The application deadline for the limited number of 2015 Unit 2A (Ft. Riley) resident-only elk and resident-only either-species/either-sex firearm deer permits are quickly approaching. Hunters have until 11:59 p.m. on July 10, 2015 to apply for these draws, or purchase a preference point. A hunter who does not wish to hunt this year may purchase a preference point that will count toward a firearm either-species/either-sex deer permit in a future drawing or a bonus point for either-sex elk. Unsuccessful applicants automatically receive preference or bonus points.

Draw applications for either of these species can be made by visiting www.ksoutdoors.com and clicking “Hunting,” then “Applications and Fees,” or by calling (620) 672-5911.

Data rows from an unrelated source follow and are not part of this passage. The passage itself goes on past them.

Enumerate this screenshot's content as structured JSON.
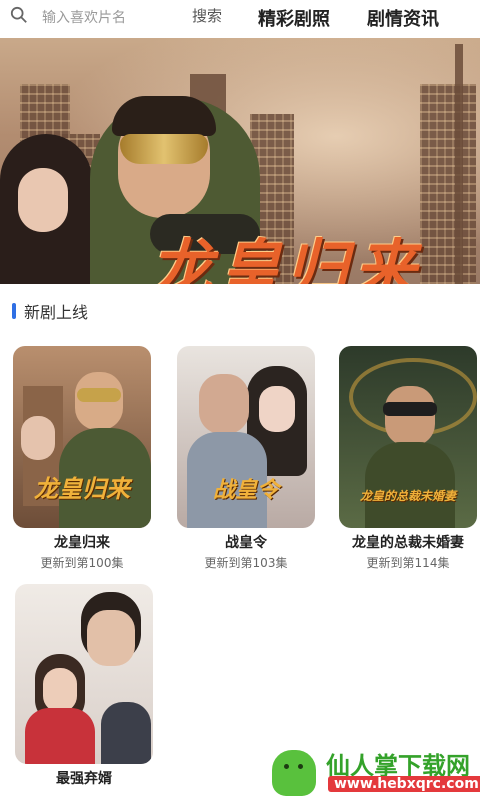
{
  "search": {
    "placeholder": "输入喜欢片名",
    "button_label": "搜索"
  },
  "tabs": [
    {
      "label": "精彩剧照"
    },
    {
      "label": "剧情资讯"
    }
  ],
  "banner": {
    "title": "龙皇归来"
  },
  "section": {
    "title": "新剧上线"
  },
  "dramas": [
    {
      "name": "龙皇归来",
      "episodes": "更新到第100集",
      "poster_text": "龙皇归来"
    },
    {
      "name": "战皇令",
      "episodes": "更新到第103集",
      "poster_text": "战皇令"
    },
    {
      "name": "龙皇的总裁未婚妻",
      "episodes": "更新到第114集",
      "poster_text": "龙皇的总裁未婚妻"
    },
    {
      "name": "最强弃婿",
      "episodes": ""
    }
  ],
  "watermark": {
    "title": "仙人掌下载网",
    "url": "www.hebxqrc.com"
  },
  "colors": {
    "accent": "#2f6fe4",
    "banner_title": "#e8622a",
    "watermark_green": "#34a22a",
    "watermark_red": "#e4393c"
  }
}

Mule Deer by http://jenniferajarrett.blogspot.com/2012/03/deer.html

Mule Deer by http://jenniferajarrett.blogspot.com/2012/03/deer.html


Firearm Either-species/Either-sex Deer permit (white-tailed or mule deer buck, doe or fawn)

General Resident: $37.50

Landowner/Tenant: $22.50

Resident Youth (15 and younger): $17.50

Preference Point: $6.50



Elk – Firearms (Any Elk)

General Resident: $252.50

Landowner/Tenant: $127.50

Resident Youth (15 and younger): $127.50

Elk (antlerless)

General resident: $102.50

Landowner/Tenant: $52.50

Resident Youth (15 and younger): $52.50

The fee to apply for an elk permit or purchase a bonus point is $7.69.

Heightened enforcement of BUI laws to take place June 26-28

The Kansas Department of Wildlife, Parks and Tourism (KDWPT) will be participating in the National Association of State Boating Law Administrators “Operation Dry Water” (ODW) event, June 26-28. ODW is a nationally-coordinated effort to reduce the number of accidents and deaths related to boating under the influence (BUI). During this three-day period, KDWPT officers will be conducting increased patrols, breathalyzer tests, and checkpoints, as well as providing boater education and outreach.


“Studies have found that people become impaired faster when boating as opposed to driving due to additional factors such as heat, dehydration, wind and wave action,” said KDWPT assistant director of law enforcement, Major Dan Hesket. “Our goal is to promote awareness of the hazards relating to boat operations while intoxicated and to prevent any accidents, injuries, or deaths due to operating while impaired.”

Hesket encourages anyone who suspects a boater to be intoxicated to dial 911 and provide the operator with the location, the suspect boat’s registration numbers, and a complete description of the operator and passengers.

Boaters whose blood alcohol content (BAC) level exceeds the state limit of .08 percent can expect to be arrested for BUI and face other serious penalties including fines, jail time and loss of boating or even driving privileges.

According to Hesket, the KDWPT Law Enforcement Division averages approximately 11 special enforcement efforts over the ODW weekend, resulting in four to eight BUI arrests each year.

For more information, visit www.operationdrywater.org.